Dataset excerpts
- Opening Delimiter -

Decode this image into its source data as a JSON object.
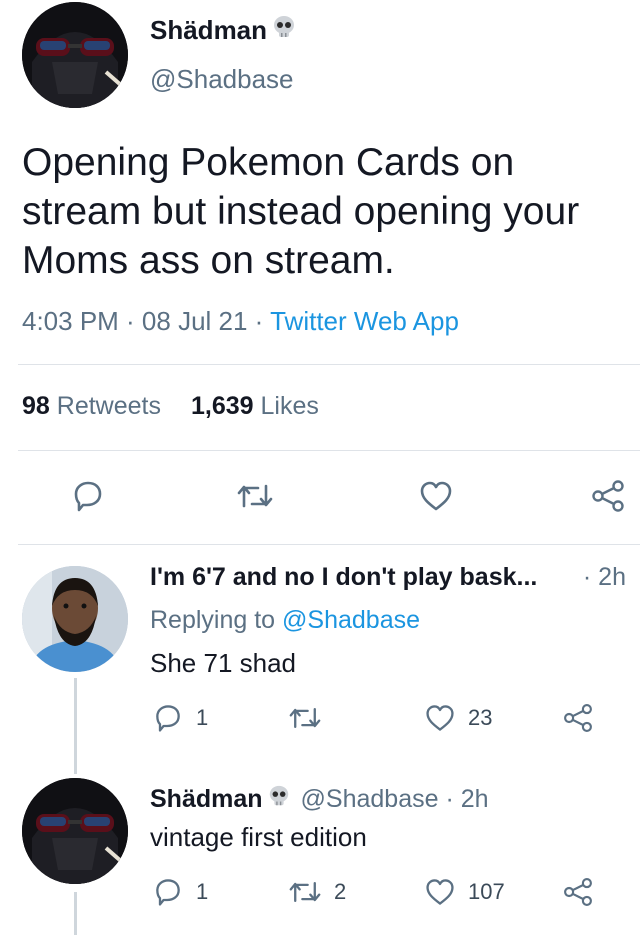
{
  "main_tweet": {
    "author_name": "Shädman",
    "author_handle": "@Shadbase",
    "text": "Opening Pokemon Cards on stream but instead opening your Moms ass on stream.",
    "time_date": "4:03 PM · 08 Jul 21 · ",
    "source": "Twitter Web App",
    "retweets_count": "98",
    "retweets_label": "Retweets",
    "likes_count": "1,639",
    "likes_label": "Likes"
  },
  "replies": [
    {
      "author_name": "I'm 6'7 and no I don't play bask...",
      "time": "· 2h",
      "replying_to_prefix": "Replying to ",
      "replying_to_handle": "@Shadbase",
      "text": "She 71 shad",
      "reply_count": "1",
      "retweet_count": "",
      "like_count": "23"
    },
    {
      "author_name": "Shädman",
      "author_handle_time": "@Shadbase · 2h",
      "text": "vintage first edition",
      "reply_count": "1",
      "retweet_count": "2",
      "like_count": "107"
    }
  ],
  "colors": {
    "link": "#1b95e0",
    "muted": "#5b7083",
    "text": "#141823"
  },
  "icons": [
    "skull-icon",
    "reply-icon",
    "retweet-icon",
    "like-icon",
    "share-icon"
  ]
}
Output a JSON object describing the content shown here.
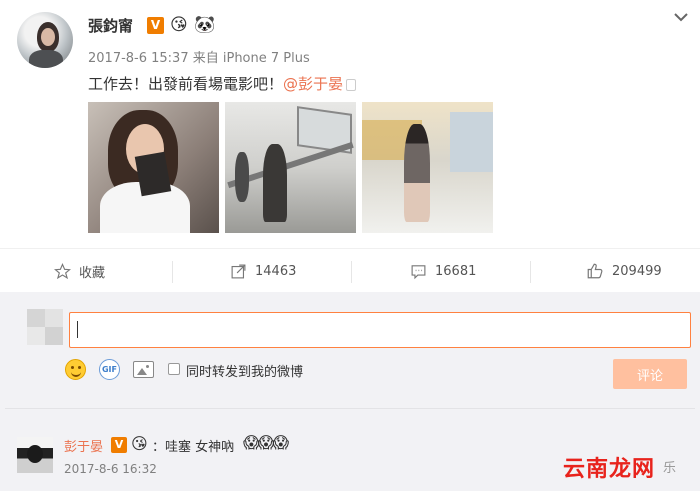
{
  "post": {
    "author": "張鈞甯",
    "verified_badge": "V",
    "emoji_1": "😘",
    "emoji_2": "🐼",
    "meta": "2017-8-6 15:37 来自 iPhone 7 Plus",
    "text_main": "工作去！出發前看場電影吧！",
    "mention": "@彭于晏",
    "photo_count": 3
  },
  "actions": {
    "favorite_label": "收藏",
    "repost_count": "14463",
    "comment_count": "16681",
    "like_count": "209499"
  },
  "comment_box": {
    "value": "",
    "repost_checkbox_label": "同时转发到我的微博",
    "submit_label": "评论"
  },
  "comment": {
    "author": "彭于晏",
    "verified_badge": "V",
    "emoji": "😘",
    "text": "：哇塞 女神吶",
    "emojis": "😱😱😱",
    "time": "2017-8-6 16:32"
  },
  "watermark": {
    "main": "云南龙网",
    "tail": "乐"
  },
  "colors": {
    "accent": "#eb7350",
    "input_border": "#ff8140",
    "submit_bg": "#ffc09f",
    "verified": "#f07d00",
    "watermark": "#e8231c"
  }
}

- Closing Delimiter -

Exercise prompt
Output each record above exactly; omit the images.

Output
Decode this image into its source data as a JSON object.
{
  "main_tweet": {
    "author_name": "Shädman",
    "author_handle": "@Shadbase",
    "text": "Opening Pokemon Cards on stream but instead opening your Moms ass on stream.",
    "time_date": "4:03 PM · 08 Jul 21 · ",
    "source": "Twitter Web App",
    "retweets_count": "98",
    "retweets_label": "Retweets",
    "likes_count": "1,639",
    "likes_label": "Likes"
  },
  "replies": [
    {
      "author_name": "I'm 6'7 and no I don't play bask...",
      "time": "· 2h",
      "replying_to_prefix": "Replying to ",
      "replying_to_handle": "@Shadbase",
      "text": "She 71 shad",
      "reply_count": "1",
      "retweet_count": "",
      "like_count": "23"
    },
    {
      "author_name": "Shädman",
      "author_handle_time": "@Shadbase · 2h",
      "text": "vintage first edition",
      "reply_count": "1",
      "retweet_count": "2",
      "like_count": "107"
    }
  ],
  "colors": {
    "link": "#1b95e0",
    "muted": "#5b7083",
    "text": "#141823"
  },
  "icons": [
    "skull-icon",
    "reply-icon",
    "retweet-icon",
    "like-icon",
    "share-icon"
  ]
}
Output a JSON object describing the content shown here.
{
  "post": {
    "author": "張鈞甯",
    "verified_badge": "V",
    "emoji_1": "😘",
    "emoji_2": "🐼",
    "meta": "2017-8-6 15:37 来自 iPhone 7 Plus",
    "text_main": "工作去！出發前看場電影吧！",
    "mention": "@彭于晏",
    "photo_count": 3
  },
  "actions": {
    "favorite_label": "收藏",
    "repost_count": "14463",
    "comment_count": "16681",
    "like_count": "209499"
  },
  "comment_box": {
    "value": "",
    "repost_checkbox_label": "同时转发到我的微博",
    "submit_label": "评论"
  },
  "comment": {
    "author": "彭于晏",
    "verified_badge": "V",
    "emoji": "😘",
    "text": "：哇塞 女神吶",
    "emojis": "😱😱😱",
    "time": "2017-8-6 16:32"
  },
  "watermark": {
    "main": "云南龙网",
    "tail": "乐"
  },
  "colors": {
    "accent": "#eb7350",
    "input_border": "#ff8140",
    "submit_bg": "#ffc09f",
    "verified": "#f07d00",
    "watermark": "#e8231c"
  }
}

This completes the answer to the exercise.